Deeper into this wine-dark land, one will encounter region names like Dão, Bairrada, Alentejo, Ribatejo and Estremadura—the last two of which changed names in 2010, to Tejo and Lisboa, respectively (however, bottle labels of earlier vintages will naturally feature the old names). The most reputable region may be Douro, origin of port dessert wines.
Locally, those who embark on determined Portuguese wine-hunting outings may watch for Winery Esporão’s mighty red Reserva blend, a ripe, rich, and toasty Alentejo wine made of the relatively unknown arinto grapes, antão vaz and roupeiro. Another Alentejo red, a four-grape blend called Mariana, from Herdade do Rocim, is earthy and robust, but with an acidic, tingling spark that speaks to elegant terroir and sophisticated winemaking.
Vinho Verde is the summery, drinkable star of the north. Here, grapevines are often trained up fences, trees and telephone poles in a rustic, guerilla-style approach to wine-growing that likely will not appear in California—though the wines are here. Shannon McGahan, manager and wine buyer at Monks, says she does at times carry Vinho Verdes—and, better yet, McGahan believes that soon she will rotate into her inventory some red Portuguese blends.
Portuguese grapes themselves are now taking root increasingly around California as winemakers take greater interest in exploring new varieties. Hottest among these is a burly red-wine grape by the name of touriga nacional. Traditionally reserved for port-style sweet wines, touriga nacional can be fermented to dryness and may be shaping up to become the red-wine superstar of Portugal, with shoulders broad enough to bump a Napa Valley cab off the table and with enough presence to draw the spotlight from Spain’s tempranillo. In the Sierra foothills, Bumgarner Winery, Obscurity Cellars, Oakstone Winery, and Jeff Runquist Wines have each made a touriga nacional.
Statewide, a miniscule 200 acres of the variety are grown (the state’s cabernet sauvignon acreage tops 70,000), though just a decade ago that figure was closer to zero. In El Dorado Hills, at Shaker Ridge Vineyards, Andy Standeven grows just a single acre of touriga nacional, which he sells to several wineries. Standeven notes that marketing a new variety at the retail level is not always easy in established wine markets.
“It’s very hard to break a new varietal into the people’s vocabulary,” said Standeven. “Someone has to experiment with these new grapes.”

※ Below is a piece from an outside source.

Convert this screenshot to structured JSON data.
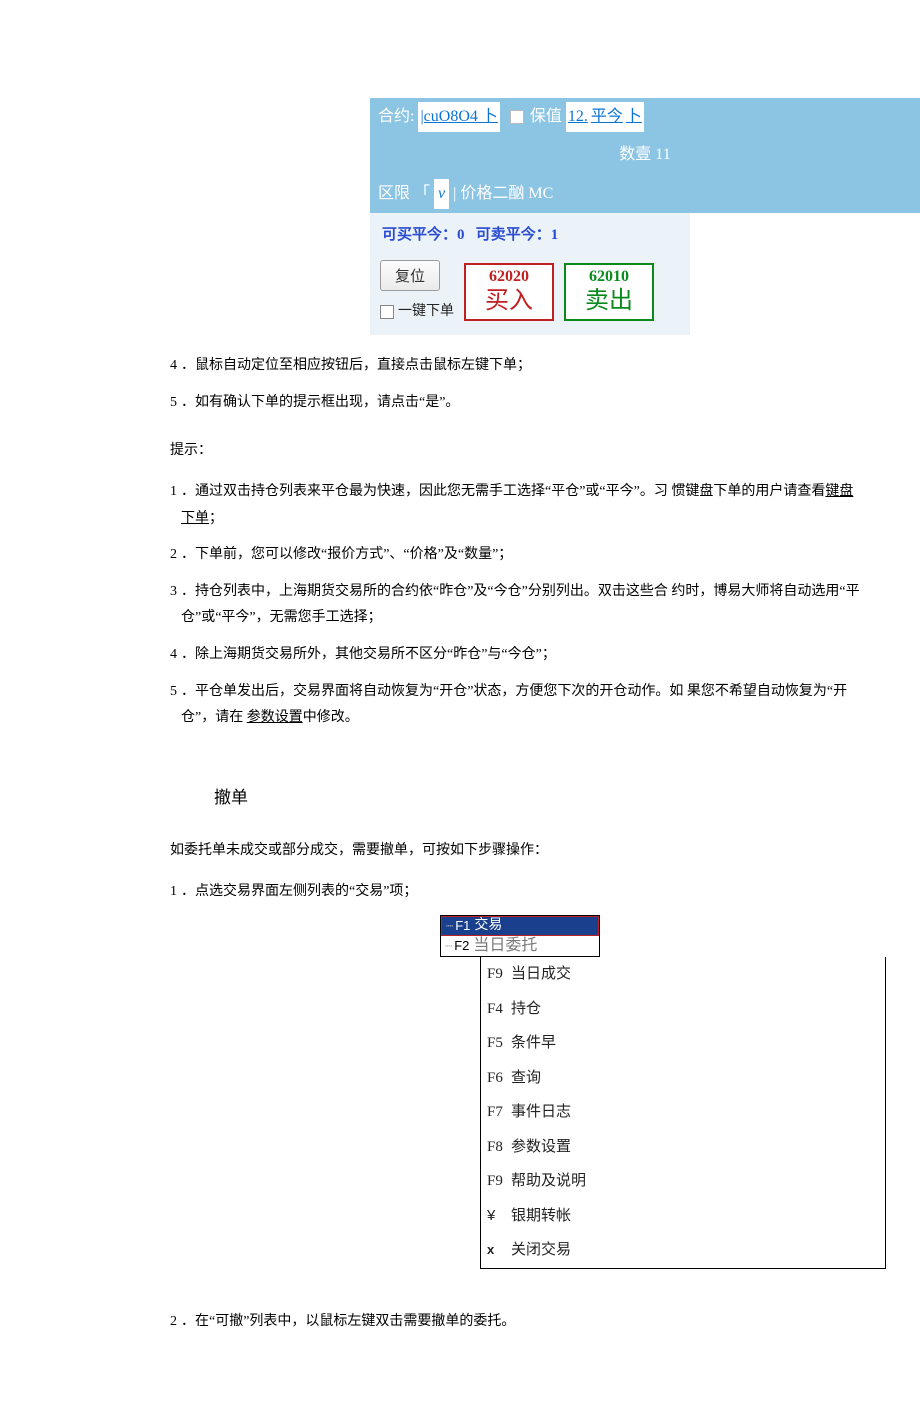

Winemaker Stuart Spencer is doing just this at St. Amant Winery in Lodi. Spencer’s family vineyard, best known for zinfandel, includes 25 acres of touriga nacional and other Portuguese grapes, such as souza, verdelho, tinta francisca, bastardo, and tinta cão.
“These wines can be great, but they’re still a hard sell,” Spencer acknowledged. “You need to have people taste them if they’re going to buy them. They won’t just jump up and move off the shelf.”